Here we are closing February in Canada, the end of “RRSP season”, in the crunch as if it was the only season to be retirement planning, almost suffering from seasonal financial disorder. We could call it the silly season: motivated sellers of RRSP-eligible investments pursue possible sales “prospects”, many of whom are as confused about what they are doing, as deer caught in headlights on a country road.
The theory of RRSPs is that they will help those working people with no workplace pension plans who are motivated to save for their retirement. These workers will put aside funds in a tax-advantaged plan from which they will access an income in retirement. There are a few problems with this theory. The first is that not everyone needs an RRSP – some people have other assets or plans, which they’ll use to fund their future retirement.

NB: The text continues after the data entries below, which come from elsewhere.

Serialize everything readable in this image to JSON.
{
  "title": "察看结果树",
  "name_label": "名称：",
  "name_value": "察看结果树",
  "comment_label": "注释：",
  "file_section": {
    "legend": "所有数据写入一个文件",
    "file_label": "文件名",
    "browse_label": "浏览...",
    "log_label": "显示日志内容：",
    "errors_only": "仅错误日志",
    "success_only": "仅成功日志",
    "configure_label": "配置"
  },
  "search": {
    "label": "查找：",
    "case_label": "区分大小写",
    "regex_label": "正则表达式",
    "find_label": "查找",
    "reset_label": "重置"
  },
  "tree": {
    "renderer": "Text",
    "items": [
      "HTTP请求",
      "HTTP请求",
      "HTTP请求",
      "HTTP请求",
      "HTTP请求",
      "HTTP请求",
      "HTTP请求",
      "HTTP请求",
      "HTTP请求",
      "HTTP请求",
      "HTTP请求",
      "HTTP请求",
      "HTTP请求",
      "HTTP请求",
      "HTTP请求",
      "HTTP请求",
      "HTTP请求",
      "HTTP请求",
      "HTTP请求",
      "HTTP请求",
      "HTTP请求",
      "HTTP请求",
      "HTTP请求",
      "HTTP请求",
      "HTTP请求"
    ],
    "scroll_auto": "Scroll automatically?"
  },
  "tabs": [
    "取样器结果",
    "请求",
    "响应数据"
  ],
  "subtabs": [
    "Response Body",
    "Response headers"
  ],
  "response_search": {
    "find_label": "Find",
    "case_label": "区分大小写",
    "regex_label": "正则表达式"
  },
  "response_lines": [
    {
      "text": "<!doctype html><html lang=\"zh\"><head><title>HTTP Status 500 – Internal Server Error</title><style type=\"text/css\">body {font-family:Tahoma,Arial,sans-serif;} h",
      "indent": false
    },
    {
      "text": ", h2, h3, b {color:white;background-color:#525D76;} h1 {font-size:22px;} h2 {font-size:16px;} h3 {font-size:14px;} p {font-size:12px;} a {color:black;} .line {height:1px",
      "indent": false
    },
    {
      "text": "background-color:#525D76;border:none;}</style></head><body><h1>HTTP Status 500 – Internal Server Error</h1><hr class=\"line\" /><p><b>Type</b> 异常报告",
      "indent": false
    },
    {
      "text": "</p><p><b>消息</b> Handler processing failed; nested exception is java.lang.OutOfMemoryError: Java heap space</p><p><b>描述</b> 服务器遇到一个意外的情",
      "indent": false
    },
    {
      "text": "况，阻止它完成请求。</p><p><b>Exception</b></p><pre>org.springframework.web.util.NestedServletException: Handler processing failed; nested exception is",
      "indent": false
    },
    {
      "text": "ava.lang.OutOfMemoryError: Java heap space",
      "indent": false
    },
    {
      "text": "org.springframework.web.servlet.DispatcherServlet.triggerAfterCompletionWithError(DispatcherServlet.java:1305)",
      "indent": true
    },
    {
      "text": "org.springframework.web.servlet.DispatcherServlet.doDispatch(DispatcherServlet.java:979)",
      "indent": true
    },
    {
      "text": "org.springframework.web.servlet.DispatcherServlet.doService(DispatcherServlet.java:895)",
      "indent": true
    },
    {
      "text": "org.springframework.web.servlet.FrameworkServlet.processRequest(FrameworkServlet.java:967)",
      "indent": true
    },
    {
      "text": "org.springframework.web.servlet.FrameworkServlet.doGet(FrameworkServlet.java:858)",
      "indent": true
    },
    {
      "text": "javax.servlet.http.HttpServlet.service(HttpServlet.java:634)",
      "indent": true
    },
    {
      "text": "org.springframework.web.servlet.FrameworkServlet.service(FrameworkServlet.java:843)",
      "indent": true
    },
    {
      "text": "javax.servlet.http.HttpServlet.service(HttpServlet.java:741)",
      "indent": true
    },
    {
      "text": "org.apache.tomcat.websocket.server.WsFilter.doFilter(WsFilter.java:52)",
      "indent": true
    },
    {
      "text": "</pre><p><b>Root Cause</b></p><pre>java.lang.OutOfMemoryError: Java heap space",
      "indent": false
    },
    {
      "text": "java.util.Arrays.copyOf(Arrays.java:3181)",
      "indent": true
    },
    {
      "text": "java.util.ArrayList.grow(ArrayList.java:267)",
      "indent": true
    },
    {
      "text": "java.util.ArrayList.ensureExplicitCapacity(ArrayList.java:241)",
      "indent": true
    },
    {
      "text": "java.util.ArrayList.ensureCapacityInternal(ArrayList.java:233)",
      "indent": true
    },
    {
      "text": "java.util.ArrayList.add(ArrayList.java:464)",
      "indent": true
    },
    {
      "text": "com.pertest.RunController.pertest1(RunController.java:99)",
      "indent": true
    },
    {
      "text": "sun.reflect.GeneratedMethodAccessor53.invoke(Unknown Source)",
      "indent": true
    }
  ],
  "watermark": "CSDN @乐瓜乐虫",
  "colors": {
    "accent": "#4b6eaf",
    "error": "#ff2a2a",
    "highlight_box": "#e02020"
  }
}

RRSP’s & the acronym alphabet of disorder
The second problem is that not everyone wants to put money into an RRSP if it means that their other living expenses are curtailed because they do not have the cash flow to make regular (or irregular) RRSP contributions at a particular point in time. A third difficulty is that for some people, especially on low-income, an RRSP makes no sense. They have no tax liability; they live a simple existence and do not expect to need more in the future. In other words, the minimum payouts from CPP and OAS, plus the Guaranteed Income Supplement (GIS), will be sufficient in their retirement. However, they could augment their retirement income through the Tax Free Savings Account (TFSA) plan.
In what seems to be a new era for Nanny State programs, some governments, notably Ontario, feel that everyone must have a retirement savings plan. Despite the opinions of pension and economic experts – that government-mandated plans actually decrease individual saving for retirement and put a damper on small businesses, which would otherwise increase the number of employees – governments want to forge ahead with these feel-good policies.
For many Canadians, their best choice of financial acronyms may be the TFSA, which has the advantage of being a more flexible savings option. Financial security is the goal of good financial planning. The RRSP program may, or may not constitute good financial planning for some people. This brings us to the whole topic of financial literacy.
Advocating a financial literate consumer
The concept of financial literacy is that an individual consumer is able to rationally evaluate and make informed decisions about personal finances, including the purchase of financial products. Financially literate people can separate the sales “fluff” from hard facts. The key question is “Who benefits?” Is it the client or the advisor? Or is it a win-win?
The world of personal finance includes the sale (and the purchase by the consumer) of financial products, whether those products are mutual funds, savings vehicles, stocks or bonds, real estate or commodities, or various types of insurance. The risk to consumers at any age is that they can be sold inappropriate financial products – often at unreasonable cost.
As yet, a fiduciary standard has not been set for all Canadian personal financial planners, and this proposed consumer protection-oriented standard is being fought by the various industry groups concerned about a reduction in income for advisors and in the number of advisors. Financial services, such as financial products, should offer solutions to the needs of consumers.
Often, solutions offered by advisors are geared to how much money the advisor will make on any given transaction. The financial service companies, which develop financial products, devise marketing programs for these products or services. Sometimes, the advisors oversell particular products, to the detriment of the consumer.
Achieving a balance between making financial products or services available to the consumer and yet providing a fair return to advisors is still a problem in Canada. Other jurisdictions have eliminated commissions on financial products because of potential conflicts of interest between the advisor’s advice and the real needs of the consumer. It looks like such a standard is a long way off in this country, given that our closest neighbour, the U.S.A., is not contemplating such a policy change.
The old adage, “If something sounds too good to be true, it probably is” (that is, the something is not true!), is a good motto for careful consumers.
Marie Howes, PRP